Ms. Laurie Santos says this is irrational, as the monkeys treat loss different from gains, when in reality  the end result would be the same    In addition, she notes that humans act the same way the monkeys do  (If you switch out $1000 for the grapes, humans are more likely to gamble if they think they already own the money rather than if it is presented as a bonus).  She thinks this is an indication that humans have in built evolutionary flaws that screw with our ability to do economics.

But she is wrong.  The monkeys are smarter than she is.  

As Dubner said, how you present the choice affects the results.  It's not irrational, but affects us in logical, rational ways.   We are not trusting fools that believe what the experimenters say.   We live in the real world and we use clues from presentation to make our decisions.  These clues work.  I don't ride in cabs that reek of alcohol, even if the driver swears he is sober.   In social sciences, you are NOT measuring just what you want to measure, there are always a lot of extraneous variables.  In this case:
  1. The monkeys don't know the odds are the same.   They do NOT know that you have artificially set the chances for loss to be the same as the chances for gain.  Even assuming they can do the math and figure out that the odds are the same, it doesn't matter.  Why ?  See point 2 below.
  2. To quote every single mutual fund performance sheet: "Past performance is no guarantee
    of future results." 
    Things change.  People lie.   Ms. Santos, despite being well versed in monkey psychology does not realize this - at least she doesn't account for it.  The monkeys do not trust that the guys to keep acting the same way.
  3. The monkeys are not looking at the odds, they are looking at the MORAL CHARACTER.  They are not confronted with scientists offering risk/rewards scenarios.  They are confronted with humans - some of whom are nice and give 'tips', others of whom are nasty and steal.  
She did not set up an experiment where  the monkeys are calculating odds and rate of return.  Instead she set up an experiment where monkeys are deciding who to trust.
    Monkeys, like humans, treat tippers differently than we treat thieves.  When given a choice between someone that randomly tips well but sometimes tips nothing or a consistently average tipper, the monkeys (and I) would rather go with the guy that tips consistently average.  But that same rule does not apply to thieves.  Monkeys, like humans, would rather deal with someone that sometimes does not steal from them at all, even if when he does steal, he steals a lot, rather than the guy that always steals a little bit. 

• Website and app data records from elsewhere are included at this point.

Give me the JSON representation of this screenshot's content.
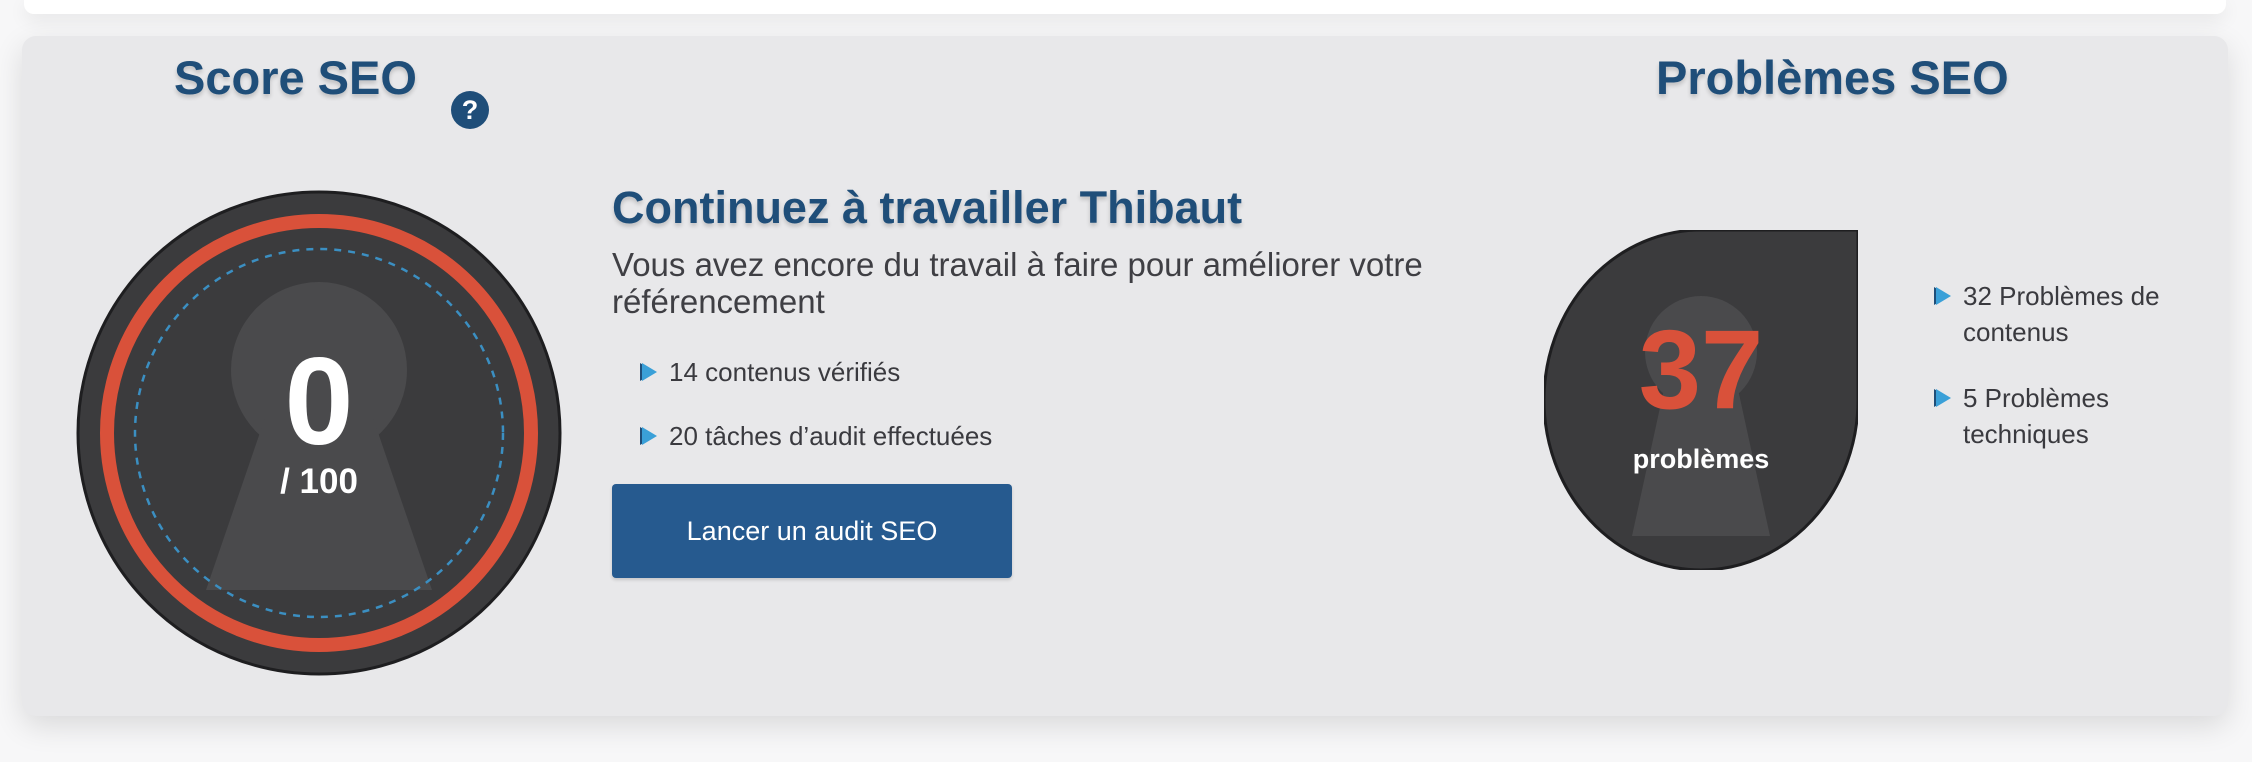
{
  "score_section": {
    "title": "Score SEO",
    "help_icon": "?",
    "value": "0",
    "max_label": "/ 100",
    "score_fraction": 0,
    "ring_color": "#d9513a"
  },
  "message_section": {
    "subtitle": "Continuez à travailler Thibaut",
    "message": "Vous avez encore du travail à faire pour améliorer votre référencement",
    "bullets": [
      "14 contenus vérifiés",
      "20 tâches d’audit effectuées"
    ],
    "button_label": "Lancer un audit SEO"
  },
  "problems_section": {
    "title": "Problèmes SEO",
    "count": "37",
    "count_label": "problèmes",
    "bullets": [
      "32 Problèmes de contenus",
      "5 Problèmes techniques"
    ]
  },
  "colors": {
    "heading": "#1f4e79",
    "accent_red": "#d9513a",
    "button": "#265a8f",
    "dark_circle": "#3b3b3d",
    "arrow": "#3aa0d8"
  },
  "icons": {
    "help": "question-circle-icon",
    "bullet": "triangle-arrow-icon",
    "gauge_background": "keyhole-icon"
  }
}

    What does this have to do with politics?   It explains a lot of the hard to figure out stuff.   It is why the Republicans keep trying to say "Job Creators" rather than "Wealthy".   They tried to influence the voters.  It is why the Obama Health Care bill  described itself as "tax penalties for not having health insurance" rather than a tax hike that is exactly countered by a 'tax deduction for having health insurance'.  The Democrats did not want to admit they were doing a tax hike with an exactly equal tax deduction, because then the Republicans would have said TAX HIKE and left the rest out.

    But in a system where we make the rules, past performance may be no guarantee of future results, but it is a strong guide.  When it comes to taxes and economics, we need to look at what happened before.   As in Bush's tax cuts destroyed the surplus that Clinton created.   Look at the math  while spending has gone up, the truth is that the growth is relatively minor while the recession caused a huge drop in tax receipts.

    While character is important, it is not the only thing.  We need to look at the math as well as the intentions.

    No comments:

    Post a Comment